It’s a fitting image for the self-described “KITTY FUZZ SPACE GRUNGE” trio, who have been churning out playful, rowdy art rock for nearly seven years. It also nods to earlier offerings of theirs, such as the jangly, gnarled “Mermaid Sex Slave” (2013) and “Cat Mermaid” (2018), a brief, ethereal ode to—you guessed it—a cat mermaid. These characters are just two of many that occupy the Brooklyn band’s magical multiverse.
The newest additions are a receptionist-turned-space dominatrix named Serpentina and her genetically engineered “designer baby.” Serpentina’s dystopian sci-fi story unfolds over the course of Sharkmuffin’s latest EP, Gamma Gardening, which is out April 5 on Exploding In Sound Records, and showcases Tarra Thiessen (guitar, vocals), Natalie Kirch (bass, vocals), and Jordyn Blakely (drums, vocals) at their scuzzy, screaming, scattered best. One highlight is the six-minute-long, reverb-drenched “Too Many Knobs,” which pairs their gasped and yelped and barked vocals with cascading guitar solos that suggest something along the lines of hypnosis or mind-control gone terribly wrong.
“Gamma Gardening is our sci-fi rock opera starring Serpentina, a dominatrix that takes a temp job as a receptionist and has an affair with a genetic engineer. They code a designer baby together that can breathe underwater and survive in outer space without a suit. The Atomic Gardening Society finds out and takes their baby away for testing, and Serpentina ultimately hangs herself with a belt,” explained Thiessen in an email to AdHoc.
“To me, [the EP] is about maintaining your human qualities in an increasingly technological world, the feeling of questioning how much of yourself is a product of your environment, and the chaos of robots and humans learning how to coexist with each other,” added Blakely.

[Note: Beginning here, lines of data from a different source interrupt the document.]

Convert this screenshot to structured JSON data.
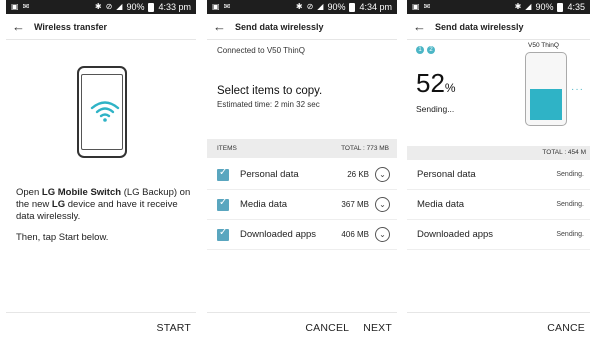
{
  "status_bars": [
    {
      "time": "4:33 pm",
      "battery": "90%"
    },
    {
      "time": "4:34 pm",
      "battery": "90%"
    },
    {
      "time": "4:35",
      "battery": "90%"
    }
  ],
  "screen1": {
    "title": "Wireless transfer",
    "instruction_pre": "Open ",
    "instruction_app": "LG Mobile Switch",
    "instruction_mid": " (LG Backup) on the new ",
    "instruction_device": "LG",
    "instruction_post": " device and have it receive data wirelessly.",
    "instruction2": "Then, tap Start below.",
    "start_label": "START",
    "icons": {
      "phone": "phone-wifi-illustration",
      "wifi": "wifi-icon"
    }
  },
  "screen2": {
    "title": "Send data wirelessly",
    "connected": "Connected to V50 ThinQ",
    "select_title": "Select items to copy.",
    "estimated": "Estimated time: 2 min 32 sec",
    "items_header": "ITEMS",
    "total": "TOTAL : 773 MB",
    "rows": [
      {
        "label": "Personal data",
        "size": "26 KB",
        "checked": true
      },
      {
        "label": "Media data",
        "size": "367 MB",
        "checked": true
      },
      {
        "label": "Downloaded apps",
        "size": "406 MB",
        "checked": true
      }
    ],
    "cancel_label": "CANCEL",
    "next_label": "NEXT"
  },
  "screen3": {
    "title": "Send data wirelessly",
    "steps": [
      "1",
      "2"
    ],
    "target_device": "V50 ThinQ",
    "percent_value": "52",
    "percent_sign": "%",
    "progress_fraction": 0.52,
    "status": "Sending...",
    "total": "TOTAL : 454 M",
    "rows": [
      {
        "label": "Personal data",
        "status": "Sending."
      },
      {
        "label": "Media data",
        "status": "Sending."
      },
      {
        "label": "Downloaded apps",
        "status": "Sending."
      }
    ],
    "cancel_label": "CANCE"
  },
  "colors": {
    "accent": "#2fb3c6",
    "checkbox": "#5aa6bf",
    "statusbar": "#1e1e1e"
  }
}
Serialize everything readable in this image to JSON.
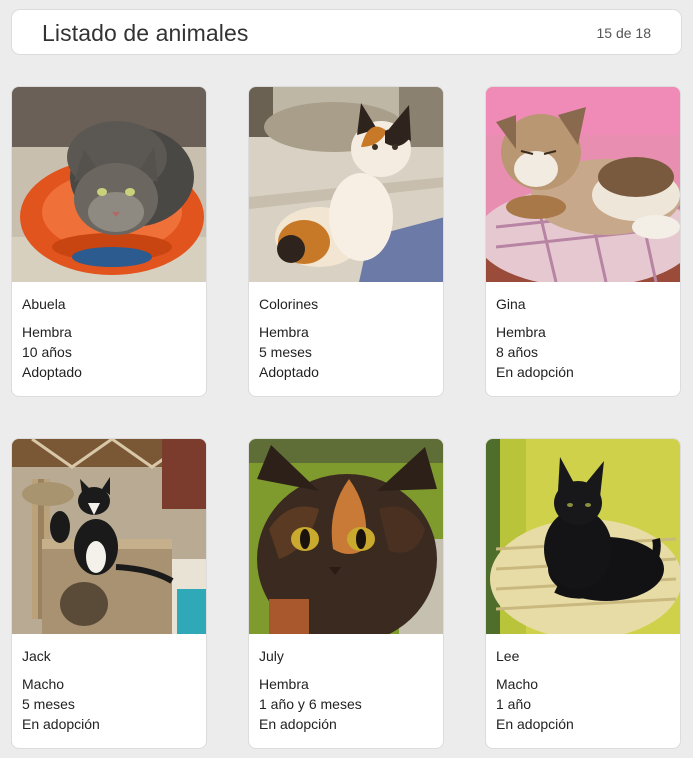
{
  "header": {
    "title": "Listado de animales",
    "count": "15 de 18"
  },
  "animals": [
    {
      "name": "Abuela",
      "sex": "Hembra",
      "age": "10 años",
      "status": "Adoptado"
    },
    {
      "name": "Colorines",
      "sex": "Hembra",
      "age": "5 meses",
      "status": "Adoptado"
    },
    {
      "name": "Gina",
      "sex": "Hembra",
      "age": "8 años",
      "status": "En adopción"
    },
    {
      "name": "Jack",
      "sex": "Macho",
      "age": "5 meses",
      "status": "En adopción"
    },
    {
      "name": "July",
      "sex": "Hembra",
      "age": "1 año y 6 meses",
      "status": "En adopción"
    },
    {
      "name": "Lee",
      "sex": "Macho",
      "age": "1 año",
      "status": "En adopción"
    }
  ]
}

“Tarra and I were brainstorming over tacos when I wrote the ‘Receptionist’ bass line,” Kirch adds. “Tarra had just sent me a demo for ‘Serpentina,’ inspired by a serpentine belt that sparked the album’s plot. ‘Designer Baby’ is a reworked oldie of Tarra and mine. ‘Too Many Knobs’ is Jordyn’s nod to societal tech overload. ‘Fate’ tied up the dreamy, galactic energy. Gamma Gardening [is] an EP conjured from oil changes, tacos, and test tubes.”